(Though at some point you'll probably want to clean things up and do proper imports.)

### Data autoloader

Data shell also includes a Pandas autoloader for CSV files: you can access a Pandas DataFrame of `./subdir/myfile.csv`

from `tables.subdir.myfile`

.

### Useful shortcuts

- from
`math`

:`ceil`

,`floor`

,`log`

,`factorial`

,`sin`

and pretty much anything you'd find on a good calculator - from
`random`

:`shuffle`

,`choice`

,`sample`

and friends - from
`sympy`

:`expand`

,`factor`

,`simplify`

to simplify mathematical expressions,`diff`

to differentiate,`integrate`

to integrate (many one-letter variables are also predefined: a-e, o-s and u-z) - from
`scipy.optimize`

:`minimize`

- from
`scipy.stats`

:`describe`

,`itemfreq`

,`relfreq`

,`kurtosis`

,`mode`

,`moment`

,`skew`

,`pearsonr`

,`spearmanr`

and others - from
`scipy.stats.contingency`

:`expected_freq`

,`margins`

- from
`scipy.stats.distributions`

:`cdf`

,`pdf`

,`ppf`

,`sf`

,`rvs`

and various other functions on statistical distributions from normal to gamma - from
`statsmodels.api`

:`datasets`

and`families`

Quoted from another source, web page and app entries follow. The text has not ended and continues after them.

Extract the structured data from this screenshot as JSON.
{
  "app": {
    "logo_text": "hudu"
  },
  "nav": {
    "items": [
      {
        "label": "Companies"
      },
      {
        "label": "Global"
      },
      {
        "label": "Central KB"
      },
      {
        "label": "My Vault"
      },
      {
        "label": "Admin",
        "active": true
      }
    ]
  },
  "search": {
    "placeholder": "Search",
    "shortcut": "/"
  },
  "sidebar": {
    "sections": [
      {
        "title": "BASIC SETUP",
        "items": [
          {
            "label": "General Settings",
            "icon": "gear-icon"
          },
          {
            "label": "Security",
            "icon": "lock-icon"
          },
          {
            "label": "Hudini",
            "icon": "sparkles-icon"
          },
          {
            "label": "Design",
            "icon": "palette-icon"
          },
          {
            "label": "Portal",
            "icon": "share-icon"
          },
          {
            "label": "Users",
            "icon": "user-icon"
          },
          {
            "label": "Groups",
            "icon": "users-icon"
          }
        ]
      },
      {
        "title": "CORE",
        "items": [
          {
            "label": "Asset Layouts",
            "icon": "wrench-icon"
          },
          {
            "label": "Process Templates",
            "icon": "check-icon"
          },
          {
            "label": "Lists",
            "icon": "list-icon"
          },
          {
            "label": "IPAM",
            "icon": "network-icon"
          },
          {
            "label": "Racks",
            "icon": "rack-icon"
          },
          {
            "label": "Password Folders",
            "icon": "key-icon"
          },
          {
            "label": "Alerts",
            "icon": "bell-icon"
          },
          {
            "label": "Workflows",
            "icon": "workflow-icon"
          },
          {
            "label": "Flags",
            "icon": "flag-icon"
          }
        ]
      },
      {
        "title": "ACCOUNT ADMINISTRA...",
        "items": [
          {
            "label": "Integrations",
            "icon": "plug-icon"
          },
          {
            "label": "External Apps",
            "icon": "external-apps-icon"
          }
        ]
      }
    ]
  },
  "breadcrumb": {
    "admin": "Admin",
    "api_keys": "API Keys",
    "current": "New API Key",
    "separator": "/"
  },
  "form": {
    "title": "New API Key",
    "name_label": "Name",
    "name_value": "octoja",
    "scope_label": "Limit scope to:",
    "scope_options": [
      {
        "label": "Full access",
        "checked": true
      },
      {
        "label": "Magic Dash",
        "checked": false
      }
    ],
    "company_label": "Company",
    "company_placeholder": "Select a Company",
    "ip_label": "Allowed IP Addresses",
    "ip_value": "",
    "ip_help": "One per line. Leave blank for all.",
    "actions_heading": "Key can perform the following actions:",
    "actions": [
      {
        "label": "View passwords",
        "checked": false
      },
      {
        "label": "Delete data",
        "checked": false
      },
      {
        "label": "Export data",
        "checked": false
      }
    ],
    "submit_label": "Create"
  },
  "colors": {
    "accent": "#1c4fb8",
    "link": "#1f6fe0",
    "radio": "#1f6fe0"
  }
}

(for use with generalized linear models) - from
`statsmodels.formula.api`

:`ols`

and`gls`